Although the single, stunning standalone image clearly has its place in travel photography, it seems to me that whether we're shooting professionally or to produce a personal memento of our experiences (or both), we would be better served by adopting a more "filmic" approach. By this I mean concentrating less on that single, unique shot and more on generating a pattern of images that together capture our personal response to the event or place we're experiencing. It's rather like a movie director will take a master shot and then shoot the angles, finally editing them all together to produce a seamless whole.
I feel that recently I have myself failed to do this. Over the last few years I have been covering too many destinations with far too little time. Although this has genuinely mirrored the experience of the regular tourist, it has led to my taking too many "establishing" images and neglecting the details. With little time, I have concentrated on getting the master shot at the expense of the angles, and the result has been, at least to me, a more one-dimensional record of my travels.
Freedom from the tyranny of 36 frames!
The advent of digital photography has freed us from the tyranny of 36 frames and little boxes that take up a lot of room and cost money (we now have other problems, but that's for another day). For a pro, film may have been "the cheapest thing in the bag", but for many amateurs it was an expensive resource to be husbanded and only expended with deliberation. Nowadays, with the ability to delete all your failures rather than throwing them (and your money) in the waste bin, all of us can afford to shoot with more risk and to shoot more often; it's the perfect opportunity to adopt the approach I advocate above.

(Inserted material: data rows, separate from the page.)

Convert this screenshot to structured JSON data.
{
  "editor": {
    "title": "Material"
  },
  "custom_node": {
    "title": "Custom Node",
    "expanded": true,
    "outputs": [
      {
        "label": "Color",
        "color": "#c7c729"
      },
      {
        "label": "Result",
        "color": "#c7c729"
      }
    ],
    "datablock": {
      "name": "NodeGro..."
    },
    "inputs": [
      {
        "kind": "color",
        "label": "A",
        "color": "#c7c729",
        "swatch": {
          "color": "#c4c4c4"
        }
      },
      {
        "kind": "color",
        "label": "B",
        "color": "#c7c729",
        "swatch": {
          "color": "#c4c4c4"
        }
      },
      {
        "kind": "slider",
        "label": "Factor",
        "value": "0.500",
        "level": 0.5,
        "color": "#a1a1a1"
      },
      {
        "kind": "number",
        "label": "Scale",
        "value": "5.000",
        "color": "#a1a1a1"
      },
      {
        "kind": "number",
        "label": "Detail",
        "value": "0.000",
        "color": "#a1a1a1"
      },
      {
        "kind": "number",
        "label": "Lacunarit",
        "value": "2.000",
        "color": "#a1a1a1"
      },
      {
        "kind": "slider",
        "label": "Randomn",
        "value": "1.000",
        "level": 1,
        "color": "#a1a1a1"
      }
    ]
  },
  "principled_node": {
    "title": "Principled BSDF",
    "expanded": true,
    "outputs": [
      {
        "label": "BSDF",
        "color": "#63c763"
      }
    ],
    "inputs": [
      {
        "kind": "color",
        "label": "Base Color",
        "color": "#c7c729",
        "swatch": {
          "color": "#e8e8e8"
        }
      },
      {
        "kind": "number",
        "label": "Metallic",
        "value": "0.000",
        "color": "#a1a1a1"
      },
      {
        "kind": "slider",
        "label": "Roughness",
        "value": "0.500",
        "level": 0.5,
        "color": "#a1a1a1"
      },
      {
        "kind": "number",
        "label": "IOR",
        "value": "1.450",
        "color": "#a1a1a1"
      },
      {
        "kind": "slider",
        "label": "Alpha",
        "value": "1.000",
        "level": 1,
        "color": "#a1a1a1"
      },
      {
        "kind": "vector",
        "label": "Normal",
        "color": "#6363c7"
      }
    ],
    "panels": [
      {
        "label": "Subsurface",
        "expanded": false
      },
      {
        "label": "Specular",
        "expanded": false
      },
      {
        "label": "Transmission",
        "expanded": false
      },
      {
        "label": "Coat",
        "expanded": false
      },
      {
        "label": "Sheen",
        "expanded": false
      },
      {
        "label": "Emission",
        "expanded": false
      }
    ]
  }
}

However, there is one caveat to shooting more: there is more to edit! I've found myself hoisted by my own petard here. When we started the Travel Signposts website, I completely underestimated the sheer amount of time it would take to get even a quickly processed image ready to be put online, let alone carefully edit many thousands of photographs into coherent presentations. Given the idea behind the site - to show people what places were really like to help them to take more informed decisions about where they wanted to go - we decided to get a broad selection of images up first and edit more carefully later; trouble is, we're still hard at work today and expect to be for quite a while, as new material is continually being generated…
Finally, back to the Riga Express: if you get the chance, book a sleeper on this overnight train to the Latvian capital, it's an experience! The individual two person compartments are not particularly luxurious, but they have a certain character. Every carriage has its own attendant, hidden away in their little cubby-holes where they always seem to be brewing up tea. Dinner is served in your own compartment with proper linen and tableware – not haute cuisine but surprisingly palatable – and the bedding is comfortable enough.
Just make sure your visa is in order…
From my article in Better Photography Magazine, 2006.